- _What to do_: I need the records below restated word for word, without their pictures.

- _Data to process_:
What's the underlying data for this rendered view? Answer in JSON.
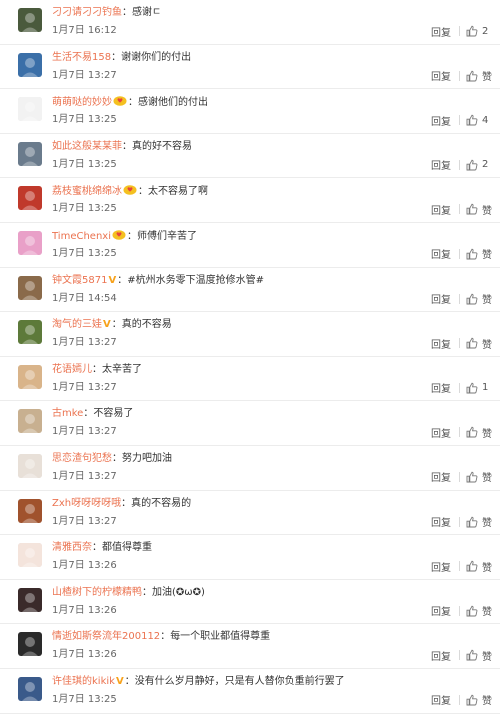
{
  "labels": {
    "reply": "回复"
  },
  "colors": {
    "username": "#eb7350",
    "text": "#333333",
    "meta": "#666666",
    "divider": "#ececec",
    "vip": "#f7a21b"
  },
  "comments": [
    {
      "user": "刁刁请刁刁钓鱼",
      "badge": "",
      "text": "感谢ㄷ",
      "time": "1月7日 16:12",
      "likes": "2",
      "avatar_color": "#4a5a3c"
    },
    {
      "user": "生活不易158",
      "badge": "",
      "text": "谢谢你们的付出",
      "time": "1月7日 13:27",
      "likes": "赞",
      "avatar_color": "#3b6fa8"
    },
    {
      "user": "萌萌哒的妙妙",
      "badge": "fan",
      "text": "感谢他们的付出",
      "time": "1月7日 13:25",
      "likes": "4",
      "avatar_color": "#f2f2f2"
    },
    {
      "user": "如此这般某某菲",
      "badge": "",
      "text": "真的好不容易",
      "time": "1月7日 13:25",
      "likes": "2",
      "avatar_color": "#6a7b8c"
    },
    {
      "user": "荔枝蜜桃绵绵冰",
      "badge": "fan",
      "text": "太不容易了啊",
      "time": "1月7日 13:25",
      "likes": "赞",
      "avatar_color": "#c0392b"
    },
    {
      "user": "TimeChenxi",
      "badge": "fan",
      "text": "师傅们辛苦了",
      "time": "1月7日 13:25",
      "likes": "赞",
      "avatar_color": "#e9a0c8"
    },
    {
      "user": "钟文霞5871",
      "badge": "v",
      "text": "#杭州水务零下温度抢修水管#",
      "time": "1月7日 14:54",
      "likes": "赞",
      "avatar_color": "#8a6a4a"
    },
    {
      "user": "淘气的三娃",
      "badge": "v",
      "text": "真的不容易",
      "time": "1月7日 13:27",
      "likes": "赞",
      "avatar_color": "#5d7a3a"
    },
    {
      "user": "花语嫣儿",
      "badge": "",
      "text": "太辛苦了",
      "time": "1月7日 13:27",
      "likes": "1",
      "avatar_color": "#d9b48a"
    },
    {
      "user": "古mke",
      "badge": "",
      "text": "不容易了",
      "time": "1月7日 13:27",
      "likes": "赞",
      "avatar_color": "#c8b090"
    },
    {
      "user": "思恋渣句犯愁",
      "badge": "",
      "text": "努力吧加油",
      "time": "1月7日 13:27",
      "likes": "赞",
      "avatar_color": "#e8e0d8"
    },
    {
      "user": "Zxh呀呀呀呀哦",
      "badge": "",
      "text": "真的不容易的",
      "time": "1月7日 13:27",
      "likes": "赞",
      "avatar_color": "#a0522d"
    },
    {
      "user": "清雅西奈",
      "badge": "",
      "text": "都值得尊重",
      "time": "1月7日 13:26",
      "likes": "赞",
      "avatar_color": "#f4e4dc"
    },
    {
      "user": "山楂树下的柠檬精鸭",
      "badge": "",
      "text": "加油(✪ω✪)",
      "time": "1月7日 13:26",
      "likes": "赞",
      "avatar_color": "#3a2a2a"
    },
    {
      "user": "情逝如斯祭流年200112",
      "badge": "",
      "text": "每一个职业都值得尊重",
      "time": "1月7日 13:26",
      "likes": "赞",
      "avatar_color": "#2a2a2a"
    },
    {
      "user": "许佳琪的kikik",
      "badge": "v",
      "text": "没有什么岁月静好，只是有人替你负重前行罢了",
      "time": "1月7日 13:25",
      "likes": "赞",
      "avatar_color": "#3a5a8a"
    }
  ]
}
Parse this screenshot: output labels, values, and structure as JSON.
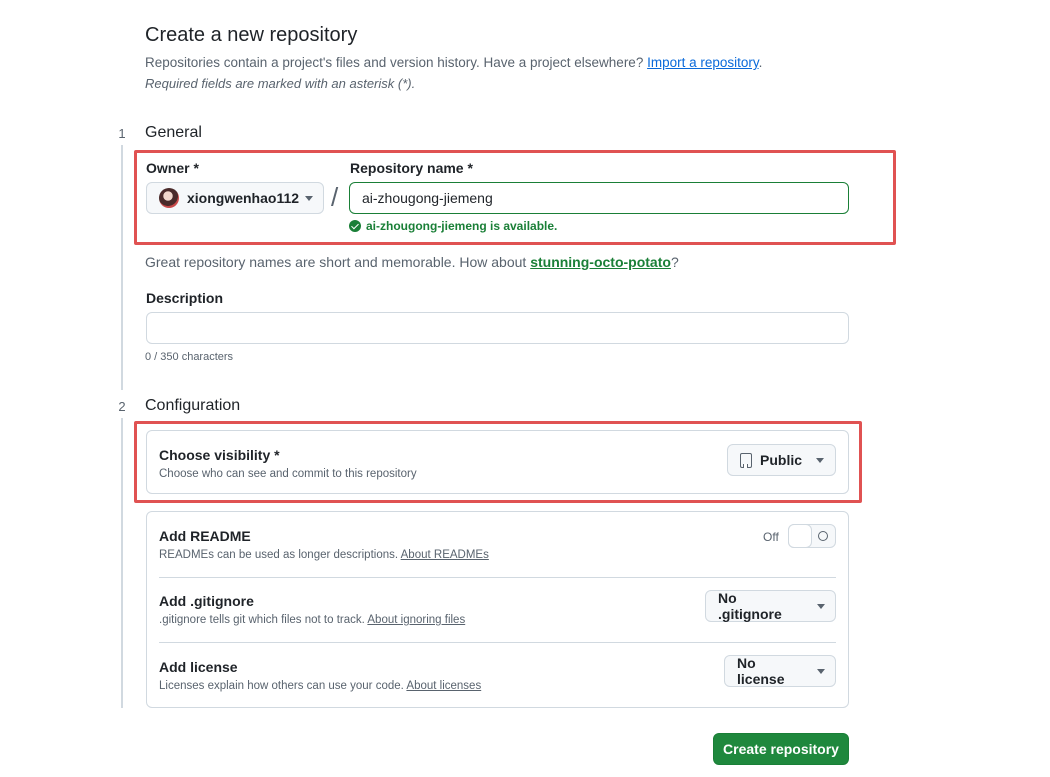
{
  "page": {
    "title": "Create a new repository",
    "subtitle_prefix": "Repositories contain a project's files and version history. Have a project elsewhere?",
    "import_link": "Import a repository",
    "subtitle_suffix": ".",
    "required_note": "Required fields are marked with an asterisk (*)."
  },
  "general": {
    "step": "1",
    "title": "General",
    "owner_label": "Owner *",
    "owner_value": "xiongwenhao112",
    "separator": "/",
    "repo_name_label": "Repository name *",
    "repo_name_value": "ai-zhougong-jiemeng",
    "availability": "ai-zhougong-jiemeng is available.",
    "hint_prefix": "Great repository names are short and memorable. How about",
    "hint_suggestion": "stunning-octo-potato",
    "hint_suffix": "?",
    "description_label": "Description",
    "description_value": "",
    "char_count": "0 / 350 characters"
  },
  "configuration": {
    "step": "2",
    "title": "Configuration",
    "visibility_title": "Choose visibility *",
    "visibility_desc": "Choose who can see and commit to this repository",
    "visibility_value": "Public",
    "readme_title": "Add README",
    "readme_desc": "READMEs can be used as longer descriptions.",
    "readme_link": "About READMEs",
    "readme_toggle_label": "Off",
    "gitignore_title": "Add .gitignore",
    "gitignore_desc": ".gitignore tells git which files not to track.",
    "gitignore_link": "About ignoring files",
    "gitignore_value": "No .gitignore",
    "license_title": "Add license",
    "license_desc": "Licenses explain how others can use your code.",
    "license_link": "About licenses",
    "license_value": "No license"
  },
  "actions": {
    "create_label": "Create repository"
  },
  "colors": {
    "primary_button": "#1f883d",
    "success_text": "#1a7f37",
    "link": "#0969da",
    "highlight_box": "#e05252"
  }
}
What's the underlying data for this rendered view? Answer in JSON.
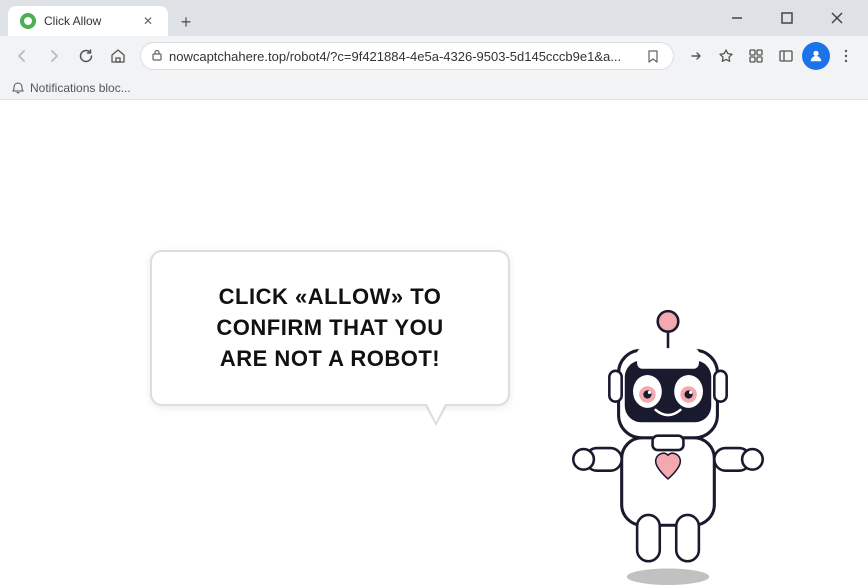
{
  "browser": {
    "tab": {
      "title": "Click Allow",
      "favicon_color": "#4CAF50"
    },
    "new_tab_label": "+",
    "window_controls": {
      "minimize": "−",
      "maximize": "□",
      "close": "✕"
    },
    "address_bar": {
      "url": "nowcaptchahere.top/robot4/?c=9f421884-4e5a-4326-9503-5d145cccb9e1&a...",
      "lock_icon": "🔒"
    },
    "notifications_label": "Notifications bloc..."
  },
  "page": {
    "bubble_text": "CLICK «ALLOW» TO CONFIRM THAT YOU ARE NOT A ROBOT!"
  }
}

- _Expected output_:
What's the underlying data for this rendered view? Answer in JSON.
{
  "labels": {
    "reply": "回复"
  },
  "colors": {
    "username": "#eb7350",
    "text": "#333333",
    "meta": "#666666",
    "divider": "#ececec",
    "vip": "#f7a21b"
  },
  "comments": [
    {
      "user": "刁刁请刁刁钓鱼",
      "badge": "",
      "text": "感谢ㄷ",
      "time": "1月7日 16:12",
      "likes": "2",
      "avatar_color": "#4a5a3c"
    },
    {
      "user": "生活不易158",
      "badge": "",
      "text": "谢谢你们的付出",
      "time": "1月7日 13:27",
      "likes": "赞",
      "avatar_color": "#3b6fa8"
    },
    {
      "user": "萌萌哒的妙妙",
      "badge": "fan",
      "text": "感谢他们的付出",
      "time": "1月7日 13:25",
      "likes": "4",
      "avatar_color": "#f2f2f2"
    },
    {
      "user": "如此这般某某菲",
      "badge": "",
      "text": "真的好不容易",
      "time": "1月7日 13:25",
      "likes": "2",
      "avatar_color": "#6a7b8c"
    },
    {
      "user": "荔枝蜜桃绵绵冰",
      "badge": "fan",
      "text": "太不容易了啊",
      "time": "1月7日 13:25",
      "likes": "赞",
      "avatar_color": "#c0392b"
    },
    {
      "user": "TimeChenxi",
      "badge": "fan",
      "text": "师傅们辛苦了",
      "time": "1月7日 13:25",
      "likes": "赞",
      "avatar_color": "#e9a0c8"
    },
    {
      "user": "钟文霞5871",
      "badge": "v",
      "text": "#杭州水务零下温度抢修水管#",
      "time": "1月7日 14:54",
      "likes": "赞",
      "avatar_color": "#8a6a4a"
    },
    {
      "user": "淘气的三娃",
      "badge": "v",
      "text": "真的不容易",
      "time": "1月7日 13:27",
      "likes": "赞",
      "avatar_color": "#5d7a3a"
    },
    {
      "user": "花语嫣儿",
      "badge": "",
      "text": "太辛苦了",
      "time": "1月7日 13:27",
      "likes": "1",
      "avatar_color": "#d9b48a"
    },
    {
      "user": "古mke",
      "badge": "",
      "text": "不容易了",
      "time": "1月7日 13:27",
      "likes": "赞",
      "avatar_color": "#c8b090"
    },
    {
      "user": "思恋渣句犯愁",
      "badge": "",
      "text": "努力吧加油",
      "time": "1月7日 13:27",
      "likes": "赞",
      "avatar_color": "#e8e0d8"
    },
    {
      "user": "Zxh呀呀呀呀哦",
      "badge": "",
      "text": "真的不容易的",
      "time": "1月7日 13:27",
      "likes": "赞",
      "avatar_color": "#a0522d"
    },
    {
      "user": "清雅西奈",
      "badge": "",
      "text": "都值得尊重",
      "time": "1月7日 13:26",
      "likes": "赞",
      "avatar_color": "#f4e4dc"
    },
    {
      "user": "山楂树下的柠檬精鸭",
      "badge": "",
      "text": "加油(✪ω✪)",
      "time": "1月7日 13:26",
      "likes": "赞",
      "avatar_color": "#3a2a2a"
    },
    {
      "user": "情逝如斯祭流年200112",
      "badge": "",
      "text": "每一个职业都值得尊重",
      "time": "1月7日 13:26",
      "likes": "赞",
      "avatar_color": "#2a2a2a"
    },
    {
      "user": "许佳琪的kikik",
      "badge": "v",
      "text": "没有什么岁月静好，只是有人替你负重前行罢了",
      "time": "1月7日 13:25",
      "likes": "赞",
      "avatar_color": "#3a5a8a"
    }
  ]
}
Parse this screenshot: output labels, values, and structure as JSON.
{
  "page": {
    "title": "Create a new repository",
    "subtitle_prefix": "Repositories contain a project's files and version history. Have a project elsewhere?",
    "import_link": "Import a repository",
    "subtitle_suffix": ".",
    "required_note": "Required fields are marked with an asterisk (*)."
  },
  "general": {
    "step": "1",
    "title": "General",
    "owner_label": "Owner *",
    "owner_value": "xiongwenhao112",
    "separator": "/",
    "repo_name_label": "Repository name *",
    "repo_name_value": "ai-zhougong-jiemeng",
    "availability": "ai-zhougong-jiemeng is available.",
    "hint_prefix": "Great repository names are short and memorable. How about",
    "hint_suggestion": "stunning-octo-potato",
    "hint_suffix": "?",
    "description_label": "Description",
    "description_value": "",
    "char_count": "0 / 350 characters"
  },
  "configuration": {
    "step": "2",
    "title": "Configuration",
    "visibility_title": "Choose visibility *",
    "visibility_desc": "Choose who can see and commit to this repository",
    "visibility_value": "Public",
    "readme_title": "Add README",
    "readme_desc": "READMEs can be used as longer descriptions.",
    "readme_link": "About READMEs",
    "readme_toggle_label": "Off",
    "gitignore_title": "Add .gitignore",
    "gitignore_desc": ".gitignore tells git which files not to track.",
    "gitignore_link": "About ignoring files",
    "gitignore_value": "No .gitignore",
    "license_title": "Add license",
    "license_desc": "Licenses explain how others can use your code.",
    "license_link": "About licenses",
    "license_value": "No license"
  },
  "actions": {
    "create_label": "Create repository"
  },
  "colors": {
    "primary_button": "#1f883d",
    "success_text": "#1a7f37",
    "link": "#0969da",
    "highlight_box": "#e05252"
  }
}
What's the underlying data for this rendered view? Answer in JSON.
{
  "browser": {
    "tab": {
      "title": "Click Allow",
      "favicon_color": "#4CAF50"
    },
    "new_tab_label": "+",
    "window_controls": {
      "minimize": "−",
      "maximize": "□",
      "close": "✕"
    },
    "address_bar": {
      "url": "nowcaptchahere.top/robot4/?c=9f421884-4e5a-4326-9503-5d145cccb9e1&a...",
      "lock_icon": "🔒"
    },
    "notifications_label": "Notifications bloc..."
  },
  "page": {
    "bubble_text": "CLICK «ALLOW» TO CONFIRM THAT YOU ARE NOT A ROBOT!"
  }
}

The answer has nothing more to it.